The 1995 conference did not cover concerns related to the digital domain, as the field was restricted and not as wide-ranging then. This year’s forum, which is taking place at the Carrousel du Louvre in Paris, will include the fiercely debated issue of online violence and misogyny, which will be addressed by the action coalition on tech and innovation as well as the coalition on gender-based violence.   

Finland has a dismal track record on domestic violence, and while it has chosen to focus on gender equality in the digital space, its participation in the forum reportedly reflects its support for all the issues covered, including violence against women. 

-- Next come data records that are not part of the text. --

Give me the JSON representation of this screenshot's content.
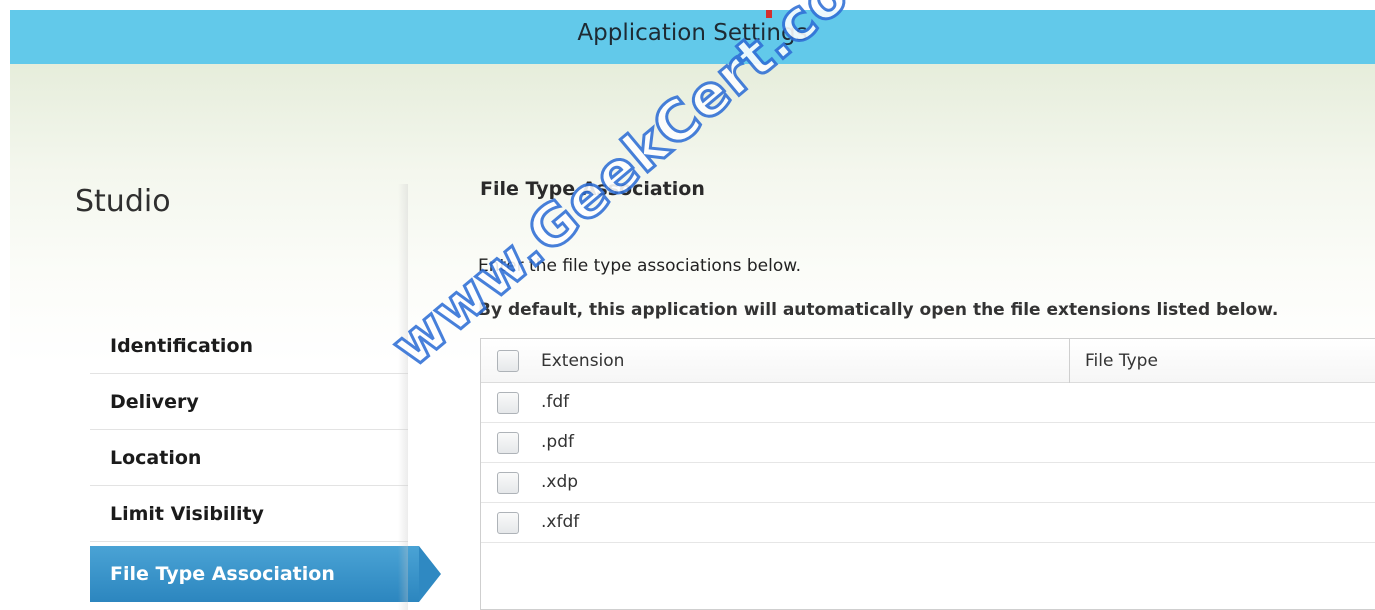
{
  "window": {
    "title": "Application Settings"
  },
  "sidebar": {
    "header": "Studio",
    "items": [
      {
        "label": "Identification",
        "active": false
      },
      {
        "label": "Delivery",
        "active": false
      },
      {
        "label": "Location",
        "active": false
      },
      {
        "label": "Limit Visibility",
        "active": false
      },
      {
        "label": "File Type Association",
        "active": true
      }
    ]
  },
  "main": {
    "section_title": "File Type Association",
    "description": "Enter the file type associations below.",
    "note": "By default, this application will automatically open the file extensions listed below.",
    "table": {
      "columns": [
        "Extension",
        "File Type"
      ],
      "rows": [
        {
          "extension": ".fdf",
          "file_type": ""
        },
        {
          "extension": ".pdf",
          "file_type": ""
        },
        {
          "extension": ".xdp",
          "file_type": ""
        },
        {
          "extension": ".xfdf",
          "file_type": ""
        }
      ]
    }
  },
  "watermark": "www.GeekCert.com",
  "colors": {
    "titlebar": "#62c9ea",
    "active_nav": "#2c86bf",
    "watermark_outline": "#2f6fd6"
  }
}
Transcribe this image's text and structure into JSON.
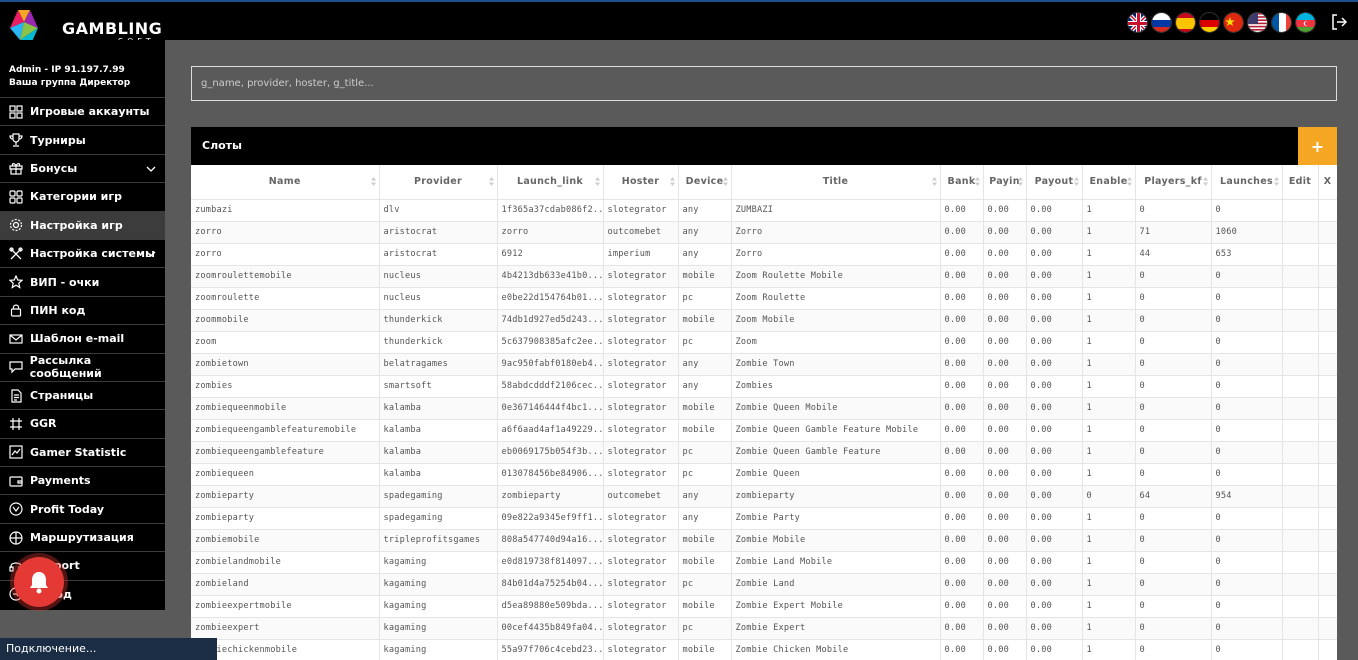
{
  "logo": {
    "name": "GAMBLING",
    "sub": "SOFT"
  },
  "user": {
    "line1": "Admin - IP 91.197.7.99",
    "line2": "Ваша группа Директор"
  },
  "flags": [
    {
      "name": "uk-flag-icon"
    },
    {
      "name": "russia-flag-icon"
    },
    {
      "name": "spain-flag-icon"
    },
    {
      "name": "germany-flag-icon"
    },
    {
      "name": "china-flag-icon"
    },
    {
      "name": "usa-flag-icon"
    },
    {
      "name": "france-flag-icon"
    },
    {
      "name": "azerbaijan-flag-icon"
    }
  ],
  "menu": [
    {
      "label": "Игровые аккаунты",
      "icon": "users-icon"
    },
    {
      "label": "Турниры",
      "icon": "trophy-icon"
    },
    {
      "label": "Бонусы",
      "icon": "gift-icon",
      "chevron": true
    },
    {
      "label": "Категории игр",
      "icon": "grid-icon"
    },
    {
      "label": "Настройка игр",
      "icon": "gear-icon",
      "active": true
    },
    {
      "label": "Настройка системы",
      "icon": "tools-icon",
      "chevron": true
    },
    {
      "label": "ВИП - очки",
      "icon": "star-icon"
    },
    {
      "label": "ПИН код",
      "icon": "lock-icon"
    },
    {
      "label": "Шаблон e-mail",
      "icon": "envelope-icon"
    },
    {
      "label": "Рассылка сообщений",
      "icon": "chat-icon"
    },
    {
      "label": "Страницы",
      "icon": "pages-icon"
    },
    {
      "label": "GGR",
      "icon": "ggr-icon"
    },
    {
      "label": "Gamer Statistic",
      "icon": "chart-icon"
    },
    {
      "label": "Payments",
      "icon": "wallet-icon"
    },
    {
      "label": "Profit Today",
      "icon": "coin-icon"
    },
    {
      "label": "Маршрутизация",
      "icon": "routing-icon"
    },
    {
      "label": "Support",
      "icon": "headset-icon"
    },
    {
      "label": "Выход",
      "icon": "exit-icon"
    }
  ],
  "search": {
    "placeholder": "g_name, provider, hoster, g_title..."
  },
  "panel": {
    "title": "Слоты",
    "add_label": "+"
  },
  "status": "Подключение...",
  "table": {
    "columns": [
      "Name",
      "Provider",
      "Launch_link",
      "Hoster",
      "Device",
      "Title",
      "Bank",
      "Payin",
      "Payout",
      "Enable",
      "Players_kf",
      "Launches",
      "Edit",
      "X"
    ],
    "rows": [
      [
        "zumbazi",
        "dlv",
        "1f365a37cdab086f2...",
        "slotegrator",
        "any",
        "ZUMBAZI",
        "0.00",
        "0.00",
        "0.00",
        "1",
        "0",
        "0"
      ],
      [
        "zorro",
        "aristocrat",
        "zorro",
        "outcomebet",
        "any",
        "Zorro",
        "0.00",
        "0.00",
        "0.00",
        "1",
        "71",
        "1060"
      ],
      [
        "zorro",
        "aristocrat",
        "6912",
        "imperium",
        "any",
        "Zorro",
        "0.00",
        "0.00",
        "0.00",
        "1",
        "44",
        "653"
      ],
      [
        "zoomroulettemobile",
        "nucleus",
        "4b4213db633e41b0...",
        "slotegrator",
        "mobile",
        "Zoom Roulette Mobile",
        "0.00",
        "0.00",
        "0.00",
        "1",
        "0",
        "0"
      ],
      [
        "zoomroulette",
        "nucleus",
        "e0be22d154764b01...",
        "slotegrator",
        "pc",
        "Zoom Roulette",
        "0.00",
        "0.00",
        "0.00",
        "1",
        "0",
        "0"
      ],
      [
        "zoommobile",
        "thunderkick",
        "74db1d927ed5d243...",
        "slotegrator",
        "mobile",
        "Zoom Mobile",
        "0.00",
        "0.00",
        "0.00",
        "1",
        "0",
        "0"
      ],
      [
        "zoom",
        "thunderkick",
        "5c637908385afc2ee...",
        "slotegrator",
        "pc",
        "Zoom",
        "0.00",
        "0.00",
        "0.00",
        "1",
        "0",
        "0"
      ],
      [
        "zombietown",
        "belatragames",
        "9ac950fabf0180eb4...",
        "slotegrator",
        "any",
        "Zombie Town",
        "0.00",
        "0.00",
        "0.00",
        "1",
        "0",
        "0"
      ],
      [
        "zombies",
        "smartsoft",
        "58abdcdddf2106cec...",
        "slotegrator",
        "any",
        "Zombies",
        "0.00",
        "0.00",
        "0.00",
        "1",
        "0",
        "0"
      ],
      [
        "zombiequeenmobile",
        "kalamba",
        "0e367146444f4bc1...",
        "slotegrator",
        "mobile",
        "Zombie Queen Mobile",
        "0.00",
        "0.00",
        "0.00",
        "1",
        "0",
        "0"
      ],
      [
        "zombiequeengamblefeaturemobile",
        "kalamba",
        "a6f6aad4af1a49229...",
        "slotegrator",
        "mobile",
        "Zombie Queen Gamble Feature Mobile",
        "0.00",
        "0.00",
        "0.00",
        "1",
        "0",
        "0"
      ],
      [
        "zombiequeengamblefeature",
        "kalamba",
        "eb0069175b054f3b...",
        "slotegrator",
        "pc",
        "Zombie Queen Gamble Feature",
        "0.00",
        "0.00",
        "0.00",
        "1",
        "0",
        "0"
      ],
      [
        "zombiequeen",
        "kalamba",
        "013078456be84906...",
        "slotegrator",
        "pc",
        "Zombie Queen",
        "0.00",
        "0.00",
        "0.00",
        "1",
        "0",
        "0"
      ],
      [
        "zombieparty",
        "spadegaming",
        "zombieparty",
        "outcomebet",
        "any",
        "zombieparty",
        "0.00",
        "0.00",
        "0.00",
        "0",
        "64",
        "954"
      ],
      [
        "zombieparty",
        "spadegaming",
        "09e822a9345ef9ff1...",
        "slotegrator",
        "any",
        "Zombie Party",
        "0.00",
        "0.00",
        "0.00",
        "1",
        "0",
        "0"
      ],
      [
        "zombiemobile",
        "tripleprofitsgames",
        "808a547740d94a16...",
        "slotegrator",
        "mobile",
        "Zombie Mobile",
        "0.00",
        "0.00",
        "0.00",
        "1",
        "0",
        "0"
      ],
      [
        "zombielandmobile",
        "kagaming",
        "e0d819738f814097...",
        "slotegrator",
        "mobile",
        "Zombie Land Mobile",
        "0.00",
        "0.00",
        "0.00",
        "1",
        "0",
        "0"
      ],
      [
        "zombieland",
        "kagaming",
        "84b01d4a75254b04...",
        "slotegrator",
        "pc",
        "Zombie Land",
        "0.00",
        "0.00",
        "0.00",
        "1",
        "0",
        "0"
      ],
      [
        "zombieexpertmobile",
        "kagaming",
        "d5ea89880e509bda...",
        "slotegrator",
        "mobile",
        "Zombie Expert Mobile",
        "0.00",
        "0.00",
        "0.00",
        "1",
        "0",
        "0"
      ],
      [
        "zombieexpert",
        "kagaming",
        "00cef4435b849fa04...",
        "slotegrator",
        "pc",
        "Zombie Expert",
        "0.00",
        "0.00",
        "0.00",
        "1",
        "0",
        "0"
      ],
      [
        "zombiechickenmobile",
        "kagaming",
        "55a97f706c4cebd23...",
        "slotegrator",
        "mobile",
        "Zombie Chicken Mobile",
        "0.00",
        "0.00",
        "0.00",
        "1",
        "0",
        "0"
      ]
    ]
  },
  "colors": {
    "accent": "#f5a623",
    "sidebar": "#000000",
    "content_bg": "#5a5a5a",
    "bell": "#e53935",
    "status_bar": "#1b2d45"
  }
}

“Unfortunately, no country has eliminated violence against women, despite it being a global and national goal for a very long time,” says Regnér, who believes that Finland needs to focus more on initiatives that emphasise prevention. 

The Generation Equality Forum—which Regnér says is not a typical UN conference as it will involve discussions and debates between member states who wish to support the cause, rather than negotiations—will also tackle issues related to the ongoing COVID-19 crisis.  

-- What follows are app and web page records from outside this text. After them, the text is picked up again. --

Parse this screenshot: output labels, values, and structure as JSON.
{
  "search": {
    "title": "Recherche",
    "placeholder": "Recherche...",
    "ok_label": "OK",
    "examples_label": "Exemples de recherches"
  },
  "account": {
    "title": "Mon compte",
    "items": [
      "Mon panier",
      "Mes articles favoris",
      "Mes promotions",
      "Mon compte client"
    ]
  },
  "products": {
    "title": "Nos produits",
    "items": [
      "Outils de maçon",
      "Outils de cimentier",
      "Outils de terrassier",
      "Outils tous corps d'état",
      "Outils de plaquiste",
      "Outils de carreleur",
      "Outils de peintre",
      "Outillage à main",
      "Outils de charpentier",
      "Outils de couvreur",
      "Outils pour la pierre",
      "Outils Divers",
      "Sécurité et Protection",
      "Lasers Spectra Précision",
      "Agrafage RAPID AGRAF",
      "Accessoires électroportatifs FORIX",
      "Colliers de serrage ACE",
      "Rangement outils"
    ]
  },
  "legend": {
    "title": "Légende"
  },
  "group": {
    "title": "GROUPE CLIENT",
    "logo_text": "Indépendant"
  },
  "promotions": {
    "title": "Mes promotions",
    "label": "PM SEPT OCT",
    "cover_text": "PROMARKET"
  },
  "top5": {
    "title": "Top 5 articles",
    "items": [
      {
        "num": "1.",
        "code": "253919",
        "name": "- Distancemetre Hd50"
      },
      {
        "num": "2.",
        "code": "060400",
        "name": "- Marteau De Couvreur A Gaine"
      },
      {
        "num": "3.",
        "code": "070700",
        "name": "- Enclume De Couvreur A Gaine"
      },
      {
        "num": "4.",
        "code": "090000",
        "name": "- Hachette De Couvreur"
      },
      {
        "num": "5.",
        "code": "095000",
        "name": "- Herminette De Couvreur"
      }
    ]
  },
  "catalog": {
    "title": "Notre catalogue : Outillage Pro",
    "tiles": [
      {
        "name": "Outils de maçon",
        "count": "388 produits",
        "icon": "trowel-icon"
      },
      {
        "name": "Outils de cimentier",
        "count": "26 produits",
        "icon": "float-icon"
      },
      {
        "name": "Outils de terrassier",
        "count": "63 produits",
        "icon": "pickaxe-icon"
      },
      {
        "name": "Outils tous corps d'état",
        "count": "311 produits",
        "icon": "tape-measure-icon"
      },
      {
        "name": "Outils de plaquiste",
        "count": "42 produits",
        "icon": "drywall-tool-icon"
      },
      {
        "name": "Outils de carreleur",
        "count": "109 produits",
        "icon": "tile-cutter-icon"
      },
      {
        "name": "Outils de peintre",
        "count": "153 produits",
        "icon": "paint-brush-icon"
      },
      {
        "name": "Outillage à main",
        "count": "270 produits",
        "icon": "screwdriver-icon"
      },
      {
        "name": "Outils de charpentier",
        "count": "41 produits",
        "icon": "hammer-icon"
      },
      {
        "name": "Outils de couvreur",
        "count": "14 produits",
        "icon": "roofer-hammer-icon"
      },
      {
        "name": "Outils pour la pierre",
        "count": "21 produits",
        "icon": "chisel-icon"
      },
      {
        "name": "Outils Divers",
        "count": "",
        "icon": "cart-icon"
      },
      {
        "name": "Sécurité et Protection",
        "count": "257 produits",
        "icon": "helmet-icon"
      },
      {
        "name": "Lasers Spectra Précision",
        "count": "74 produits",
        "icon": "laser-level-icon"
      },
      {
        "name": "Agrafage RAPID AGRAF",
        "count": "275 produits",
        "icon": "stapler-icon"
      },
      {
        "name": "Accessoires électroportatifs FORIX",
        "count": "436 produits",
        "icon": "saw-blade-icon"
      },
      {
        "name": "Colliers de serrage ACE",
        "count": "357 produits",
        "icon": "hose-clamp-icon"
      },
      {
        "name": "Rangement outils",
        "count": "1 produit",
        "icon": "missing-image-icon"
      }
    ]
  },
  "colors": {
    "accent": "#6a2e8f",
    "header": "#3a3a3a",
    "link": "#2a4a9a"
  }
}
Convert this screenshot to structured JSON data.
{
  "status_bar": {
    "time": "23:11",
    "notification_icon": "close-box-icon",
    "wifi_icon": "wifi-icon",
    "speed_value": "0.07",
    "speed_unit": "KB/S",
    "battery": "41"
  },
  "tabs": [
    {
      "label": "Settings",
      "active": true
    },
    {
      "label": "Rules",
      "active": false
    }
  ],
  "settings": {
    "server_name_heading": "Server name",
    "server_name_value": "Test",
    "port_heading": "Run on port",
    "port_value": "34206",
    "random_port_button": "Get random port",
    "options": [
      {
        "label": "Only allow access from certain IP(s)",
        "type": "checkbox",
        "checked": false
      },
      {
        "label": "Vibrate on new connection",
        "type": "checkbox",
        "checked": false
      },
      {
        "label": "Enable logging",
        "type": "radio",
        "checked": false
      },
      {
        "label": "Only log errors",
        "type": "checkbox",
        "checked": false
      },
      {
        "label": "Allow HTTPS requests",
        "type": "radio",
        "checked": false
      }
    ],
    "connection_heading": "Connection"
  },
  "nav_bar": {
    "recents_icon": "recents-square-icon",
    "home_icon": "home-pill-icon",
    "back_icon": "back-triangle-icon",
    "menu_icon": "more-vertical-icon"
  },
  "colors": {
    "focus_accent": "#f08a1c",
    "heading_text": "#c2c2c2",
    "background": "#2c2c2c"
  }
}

“COVID has meant a tremendous setback for gender equality.” reveals Regnér. “Economic gaps between men and women have increased.” She adds that while women have been hit especially hard by the socioeconomic consequences of the pandemic (rising domestic violence and unemployment rates that are higher than that of men, for instance), governments have failed to adequately take their needs into account when responding to the crisis.

“In measures that were presented in the response packages last year, only about 20 per cent of the measures were concretely geared towards women’s situations.”

Another key concern that will likely be covered by the tech and innovation action coalition is the alarming trend of increasing child marriages in developing countries. “Child marriage became what we call a negative coping strategy, when girls had to leave school because they didn’t have access to online education,” Regnér explains. 

While the idea for the Generation Equality Forum was conceived before the COVID-19 crisis hit, Regnér feels that it is “more necessary than ever,” given the far-reaching consequences of the pandemic.

“What we want to achieve with Generation Equality is that governments learn even more from each other. We want to create a systematic platform where countries can learn from the private sector and vice versa, but also from each other,” she says. 

Marin, who spoke at the forum on Wednesday, has affirmed Finland’s commitment to provide more funding and support to further the cause of gender equality. 

 

Tahira Sequeira

Helsinki Times